Maybe you know this joke: “How many tele skiers does it take to screw in a light bulb? Three. One to do it and two to stand at the bottom and say, ‘Nice turns, bro.’” This video, made a few years ago by someone named “AT Anonymous” and sent in to in 2003, has resurfaced because a guy named Tom Kracji saved it and uploaded it to YouTube last January. It’s brilliant, discussing the maker’s addiction to backcountry ski gear and asking the tough question: should he switch to an Alpine Touring set-up instead? He shares gems like “People say it has something to do with it being more graceful or soulful than regular skiing, and I kind of agree, don’t you? I mean, this is some graceful shit right here.” And “The backcountry is a place where there are no lifts, where you find a lot of telemark skiers.” Plenty of faceplants and deadpan humor make it worth your 11 minutes.

Fifty Classic Ski Descents of North America

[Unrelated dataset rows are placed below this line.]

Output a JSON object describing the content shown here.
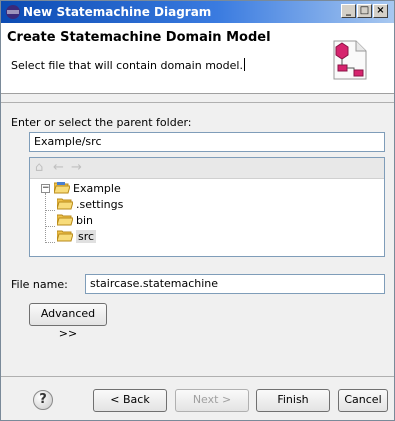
{
  "window": {
    "title": "New Statemachine Diagram"
  },
  "banner": {
    "heading": "Create Statemachine Domain Model",
    "description": "Select file that will contain domain model."
  },
  "parent_folder": {
    "label": "Enter or select the parent folder:",
    "value": "Example/src"
  },
  "tree": {
    "root": "Example",
    "children": [
      ".settings",
      "bin",
      "src"
    ],
    "selected": "src"
  },
  "file_name": {
    "label": "File name:",
    "value": "staircase.statemachine"
  },
  "advanced_label": "Advanced >>",
  "footer": {
    "help": "?",
    "back_label": "< Back",
    "next_label": "Next >",
    "finish_label": "Finish",
    "cancel_label": "Cancel"
  },
  "colors": {
    "titlebar": "#0b4bb3",
    "folder": "#f0c24a"
  }
}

Say you get five books in your library. I pick Hemingway’s “Moveable Feast,” “The Great Rock (and roll) Discography,” by Martin C. Strong, “The Lord of the Rings Trilogy” (counts as one, because that’s how Tolkien wrote it), Darwin’s “On The Origin of Species” and now this: “Fifty Classic Ski Descents of North America.” In a coffee-table offering that is both awe-inspiring and relevant, authors Chris Davenport, Art Burrows and Penn Newhard have created something credible, compelling and cinematic — name another recent print product that does that! With the help of accomplished ski mountaineers such as Lou Dawson, Andrew McLean, Lowell Skoog and Jimmy Chin, they chronicle North America’s biggest and most-famous ski mountaineering faces. Some, like New Hampshire’s Tuckerman’s Ravine, have seen millions of tracks. Others, such as the North Face of Mt. Robson in British Columbia, have been skied only once. All are given the same treatment with super-short, spot-on commentary and incredibly well-picked photography that shows the character of the skiers and especially the mountains and descents themselves. Davenport single-handedly brought the storyline back to American off-piste skiing when in one year over 2006 and 2007, he climbed and skied from the summit of all 54 of Colorado’s 14,000-foot peaks. Here, the cast of skiers happily expands, as does the number of gorgeous descents.